- Input records -

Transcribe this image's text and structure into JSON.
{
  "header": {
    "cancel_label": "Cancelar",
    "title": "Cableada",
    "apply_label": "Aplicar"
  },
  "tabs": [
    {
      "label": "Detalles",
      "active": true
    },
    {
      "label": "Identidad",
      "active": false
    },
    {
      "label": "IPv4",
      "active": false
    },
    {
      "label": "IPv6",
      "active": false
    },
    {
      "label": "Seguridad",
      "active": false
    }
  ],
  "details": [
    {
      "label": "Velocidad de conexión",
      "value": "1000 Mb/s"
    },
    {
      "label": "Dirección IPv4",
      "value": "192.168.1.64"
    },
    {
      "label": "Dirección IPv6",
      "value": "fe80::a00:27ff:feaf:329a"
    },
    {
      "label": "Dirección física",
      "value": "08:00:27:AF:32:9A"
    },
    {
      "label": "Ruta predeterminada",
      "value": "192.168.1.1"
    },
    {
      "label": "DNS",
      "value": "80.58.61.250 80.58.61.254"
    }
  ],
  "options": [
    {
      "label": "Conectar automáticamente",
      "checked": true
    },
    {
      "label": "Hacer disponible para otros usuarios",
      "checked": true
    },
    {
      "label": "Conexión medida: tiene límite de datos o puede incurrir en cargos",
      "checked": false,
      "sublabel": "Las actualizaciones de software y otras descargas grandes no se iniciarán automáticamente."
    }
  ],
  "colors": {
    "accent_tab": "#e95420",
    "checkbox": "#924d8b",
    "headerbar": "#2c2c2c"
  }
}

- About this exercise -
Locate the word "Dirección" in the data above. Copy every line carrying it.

- Solution -
      "label": "Dirección IPv4",
      "label": "Dirección IPv6",
      "label": "Dirección física",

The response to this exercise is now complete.